Friday, August 31, 2012
Filmmaker revisits Williston’s past and living history
Williston Observer staff
A lot has changed in Williston in the past 20 years.
Two decades ago, Maple Tree Place was farmland. Wal-Mart hadn’t been built. Allen Brook School didn’t exist.
In 1990, Williston had a population of less than 5,000. In 2010, it was more than 8,000.
Green Mountain Video owner Jim Heltz moved to Williston in 1990, just prior to its development boom and population explosion.
“When I moved to Williston, back in 1990, there was no supermarket, there was no pharmacy,” Heltz said. “You’d have to either go to Hinesburg or you’d have to go to Essex Junction or South Burlington to go to a supermarket or find a pharmacy.”
In 1991, Heltz began filming “Williston: A Community Portrait.” The resulting documentary, which packed two-plus centuries of Williston history into a 26-minute runtime, won awards from the Vermont Historical Society and American Association for State and Local History.
A few years ago, Heltz developed an itch to update the history of his adopted hometown.
“I wanted to show the change in Williston over the past 20 years,” he said. “When I found out that the town was having the anniversary of the chartering, I wanted to do the project again. It was time. There was a good 20 years between the first one and the one I want to do.”
Heltz, who is collaborating with local photographer and journalist Steve Mease on the film’s screenplay, said the updated documentary will examine the role technology plays in the modern-day conception of community.
“We do want to ask about the other sense of community, the electronic version of community, which is Facebook and Twitter and Williston Front Porch Forum,” Heltz said. “I think with some of the community it doesn’t really change anything for them, and for some others it really has a big impact.”

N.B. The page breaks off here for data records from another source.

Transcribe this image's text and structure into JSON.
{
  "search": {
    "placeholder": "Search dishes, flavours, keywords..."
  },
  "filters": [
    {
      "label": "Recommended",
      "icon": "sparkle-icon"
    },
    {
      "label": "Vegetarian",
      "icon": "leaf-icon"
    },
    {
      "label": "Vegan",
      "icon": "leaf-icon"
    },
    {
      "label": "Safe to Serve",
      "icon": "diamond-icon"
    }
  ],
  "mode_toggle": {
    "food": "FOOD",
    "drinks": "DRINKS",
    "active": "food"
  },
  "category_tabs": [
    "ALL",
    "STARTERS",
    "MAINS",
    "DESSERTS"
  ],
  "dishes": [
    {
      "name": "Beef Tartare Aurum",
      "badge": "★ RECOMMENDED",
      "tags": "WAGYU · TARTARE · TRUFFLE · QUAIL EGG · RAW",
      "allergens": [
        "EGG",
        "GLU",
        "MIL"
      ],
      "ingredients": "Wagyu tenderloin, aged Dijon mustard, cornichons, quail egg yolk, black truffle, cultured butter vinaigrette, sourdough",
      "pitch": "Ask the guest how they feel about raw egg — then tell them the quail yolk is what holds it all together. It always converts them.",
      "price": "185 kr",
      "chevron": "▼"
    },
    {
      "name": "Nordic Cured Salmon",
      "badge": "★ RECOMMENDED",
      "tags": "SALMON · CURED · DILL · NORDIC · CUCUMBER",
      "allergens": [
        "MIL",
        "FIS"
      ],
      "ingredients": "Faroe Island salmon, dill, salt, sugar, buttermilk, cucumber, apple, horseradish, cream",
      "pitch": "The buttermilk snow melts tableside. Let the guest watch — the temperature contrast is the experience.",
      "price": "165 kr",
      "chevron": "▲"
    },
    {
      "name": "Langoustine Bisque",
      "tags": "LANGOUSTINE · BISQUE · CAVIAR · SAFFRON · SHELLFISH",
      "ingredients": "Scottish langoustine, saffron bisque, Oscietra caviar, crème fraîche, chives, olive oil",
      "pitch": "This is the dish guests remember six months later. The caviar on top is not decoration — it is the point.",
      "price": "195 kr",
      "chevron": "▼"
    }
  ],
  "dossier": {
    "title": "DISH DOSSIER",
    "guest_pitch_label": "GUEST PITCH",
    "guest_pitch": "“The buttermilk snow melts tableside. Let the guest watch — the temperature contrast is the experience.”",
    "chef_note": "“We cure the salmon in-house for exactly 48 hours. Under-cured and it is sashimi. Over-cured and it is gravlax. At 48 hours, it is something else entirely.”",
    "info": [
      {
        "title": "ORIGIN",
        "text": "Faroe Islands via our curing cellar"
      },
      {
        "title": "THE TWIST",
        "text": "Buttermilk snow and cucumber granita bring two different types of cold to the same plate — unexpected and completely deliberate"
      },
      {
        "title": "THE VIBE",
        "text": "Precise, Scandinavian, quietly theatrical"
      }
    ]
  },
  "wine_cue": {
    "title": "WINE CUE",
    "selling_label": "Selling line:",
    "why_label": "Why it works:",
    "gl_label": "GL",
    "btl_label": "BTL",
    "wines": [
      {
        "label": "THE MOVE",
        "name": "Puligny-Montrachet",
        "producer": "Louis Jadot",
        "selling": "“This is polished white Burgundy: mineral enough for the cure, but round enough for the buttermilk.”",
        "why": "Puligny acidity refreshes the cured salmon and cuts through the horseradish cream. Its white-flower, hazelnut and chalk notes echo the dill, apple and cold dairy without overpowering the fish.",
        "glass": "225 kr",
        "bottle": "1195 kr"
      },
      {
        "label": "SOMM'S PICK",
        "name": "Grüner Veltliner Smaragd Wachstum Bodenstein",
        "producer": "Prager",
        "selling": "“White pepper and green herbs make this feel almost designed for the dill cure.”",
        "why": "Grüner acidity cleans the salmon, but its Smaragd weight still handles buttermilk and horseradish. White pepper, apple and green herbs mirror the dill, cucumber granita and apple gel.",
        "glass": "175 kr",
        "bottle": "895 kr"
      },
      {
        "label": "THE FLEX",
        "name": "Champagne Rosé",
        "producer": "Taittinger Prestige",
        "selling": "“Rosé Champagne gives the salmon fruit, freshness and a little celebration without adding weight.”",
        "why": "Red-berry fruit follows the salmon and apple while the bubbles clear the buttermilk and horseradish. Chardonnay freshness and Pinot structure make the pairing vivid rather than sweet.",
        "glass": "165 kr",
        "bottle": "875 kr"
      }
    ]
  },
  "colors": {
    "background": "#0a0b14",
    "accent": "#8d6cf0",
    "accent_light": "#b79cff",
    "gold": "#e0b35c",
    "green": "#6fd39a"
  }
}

The town of Williston was chartered June 7, 1763—exactly 250 years prior to Heltz’s self-imposed deadline for “Williston Revisited: A Community Portrait.”
June 7, incidentally, is also the birthday of Ginger Isham, whom Heltz interviewed in the first installment of Williston’s filmic history. Heltz observed that the adaptation of the Isham family’s farming methods is emblematic of Williston’s evolution as a whole.
“Their story is very similar to Williston’s development, how they’ve changed in that 20 years,” Heltz said of the Isham Farm, which today produces maple syrup, corn, sunflowers and berry products. “In the last video, the Isham Farm was a dairy farm with Jersey cows. There’s one calf on the premises now. So they’ve diversified how they’re farming. It’s farming, but it’s not usually what you’d think of when you think of a Vermont farm.”
Like the Ishams, Heltz has adapted to changing times.
The first Williston community portrait was made for $10,000 on Betacam SP, then the industry standard for video production. The updated documentary, which has a projected budget of $20,000, will be filmed in widescreen high-definition digital.
Heltz will also largely dispense with voiceover narration in favor of on-camera interviews and visual montages set to music.
“One thing I would like is for Williston musicians, if they have some music that they think might be appropriate for this film, to send it to me,” Heltz said. “I’d be more than happy to put it in and give them a credit, because there are going to be certain sections where it would be great to have some local music.”
Heltz added that he’s open to feedback from any Willistonian, whether musically inclined or not.
“If you have some stories, let us know,” Heltz said. “We’d be happy to chat.”
Visit williston-revisited. blogspot.com for more information about “Williston Revisited: A Community Portrait,” or to make a donation toward its production costs.